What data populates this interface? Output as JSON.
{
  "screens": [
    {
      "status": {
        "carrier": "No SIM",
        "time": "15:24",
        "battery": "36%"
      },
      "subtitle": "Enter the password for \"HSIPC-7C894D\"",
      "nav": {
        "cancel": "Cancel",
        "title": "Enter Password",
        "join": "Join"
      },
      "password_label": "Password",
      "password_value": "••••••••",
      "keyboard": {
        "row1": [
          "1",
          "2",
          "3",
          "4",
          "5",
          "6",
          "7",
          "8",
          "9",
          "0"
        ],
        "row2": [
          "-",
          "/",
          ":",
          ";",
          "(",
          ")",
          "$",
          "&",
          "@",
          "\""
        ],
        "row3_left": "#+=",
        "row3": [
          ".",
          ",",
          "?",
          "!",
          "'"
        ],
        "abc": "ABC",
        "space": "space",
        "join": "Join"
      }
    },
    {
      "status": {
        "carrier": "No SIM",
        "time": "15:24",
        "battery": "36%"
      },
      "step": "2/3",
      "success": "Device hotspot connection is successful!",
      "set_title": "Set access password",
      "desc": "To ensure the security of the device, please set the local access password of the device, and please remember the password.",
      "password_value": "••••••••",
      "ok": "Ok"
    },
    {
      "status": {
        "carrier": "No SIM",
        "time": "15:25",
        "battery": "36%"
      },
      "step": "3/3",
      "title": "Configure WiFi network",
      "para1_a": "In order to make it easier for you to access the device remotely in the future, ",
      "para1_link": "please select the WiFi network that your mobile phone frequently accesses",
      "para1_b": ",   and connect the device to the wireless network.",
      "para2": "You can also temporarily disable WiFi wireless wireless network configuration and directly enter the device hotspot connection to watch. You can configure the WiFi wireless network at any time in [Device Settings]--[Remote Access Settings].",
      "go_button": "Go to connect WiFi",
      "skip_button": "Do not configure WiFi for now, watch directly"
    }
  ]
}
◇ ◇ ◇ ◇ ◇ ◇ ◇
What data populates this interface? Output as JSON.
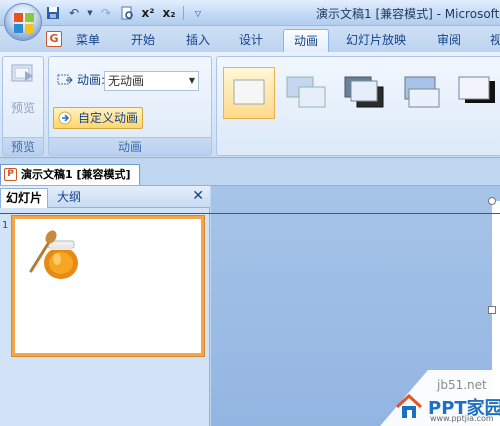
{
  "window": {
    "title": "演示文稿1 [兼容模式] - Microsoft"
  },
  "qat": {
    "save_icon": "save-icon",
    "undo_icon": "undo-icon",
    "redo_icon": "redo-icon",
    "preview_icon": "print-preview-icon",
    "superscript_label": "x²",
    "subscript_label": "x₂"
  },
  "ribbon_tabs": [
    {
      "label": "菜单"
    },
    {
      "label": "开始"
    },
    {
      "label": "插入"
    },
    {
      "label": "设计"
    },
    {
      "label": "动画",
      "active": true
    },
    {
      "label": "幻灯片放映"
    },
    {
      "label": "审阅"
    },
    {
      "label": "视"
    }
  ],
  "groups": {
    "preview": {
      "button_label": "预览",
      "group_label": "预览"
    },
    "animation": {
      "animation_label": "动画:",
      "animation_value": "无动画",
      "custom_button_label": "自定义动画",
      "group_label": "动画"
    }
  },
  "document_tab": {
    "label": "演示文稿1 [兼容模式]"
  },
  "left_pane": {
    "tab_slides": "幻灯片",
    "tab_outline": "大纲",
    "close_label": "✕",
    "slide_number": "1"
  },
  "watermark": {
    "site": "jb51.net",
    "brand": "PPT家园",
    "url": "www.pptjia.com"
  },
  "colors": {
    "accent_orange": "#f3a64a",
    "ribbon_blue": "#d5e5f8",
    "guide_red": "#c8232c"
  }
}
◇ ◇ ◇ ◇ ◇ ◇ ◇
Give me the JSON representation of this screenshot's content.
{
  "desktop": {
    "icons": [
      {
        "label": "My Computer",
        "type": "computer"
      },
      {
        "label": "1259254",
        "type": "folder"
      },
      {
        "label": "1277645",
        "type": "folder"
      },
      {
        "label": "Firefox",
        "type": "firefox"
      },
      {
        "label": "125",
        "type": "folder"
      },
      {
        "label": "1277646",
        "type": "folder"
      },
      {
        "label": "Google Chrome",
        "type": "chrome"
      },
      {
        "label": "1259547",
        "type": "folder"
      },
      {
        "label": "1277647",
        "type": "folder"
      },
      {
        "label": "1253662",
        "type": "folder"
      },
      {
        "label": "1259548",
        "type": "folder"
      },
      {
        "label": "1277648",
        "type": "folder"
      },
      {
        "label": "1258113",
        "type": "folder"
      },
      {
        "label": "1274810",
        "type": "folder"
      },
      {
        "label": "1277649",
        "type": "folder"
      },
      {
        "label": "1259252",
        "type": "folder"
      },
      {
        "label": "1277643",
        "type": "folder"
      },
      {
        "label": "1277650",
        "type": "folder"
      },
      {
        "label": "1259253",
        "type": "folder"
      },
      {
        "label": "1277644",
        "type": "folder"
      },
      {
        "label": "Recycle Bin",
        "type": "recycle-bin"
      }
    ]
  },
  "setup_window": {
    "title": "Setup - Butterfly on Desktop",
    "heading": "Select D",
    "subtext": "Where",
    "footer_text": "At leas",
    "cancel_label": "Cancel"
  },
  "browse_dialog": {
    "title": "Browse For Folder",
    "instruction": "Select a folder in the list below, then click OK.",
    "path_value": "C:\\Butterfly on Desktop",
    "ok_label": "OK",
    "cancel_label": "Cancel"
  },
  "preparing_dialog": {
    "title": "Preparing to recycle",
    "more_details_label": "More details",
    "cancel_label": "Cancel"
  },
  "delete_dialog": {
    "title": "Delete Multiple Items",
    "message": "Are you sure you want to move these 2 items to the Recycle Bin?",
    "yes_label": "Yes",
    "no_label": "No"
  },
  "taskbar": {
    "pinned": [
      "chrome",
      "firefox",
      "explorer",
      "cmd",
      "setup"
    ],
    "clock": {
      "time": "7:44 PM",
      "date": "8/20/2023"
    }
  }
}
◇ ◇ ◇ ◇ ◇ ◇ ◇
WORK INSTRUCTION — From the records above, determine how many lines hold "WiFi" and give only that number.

THE ANSWER — 5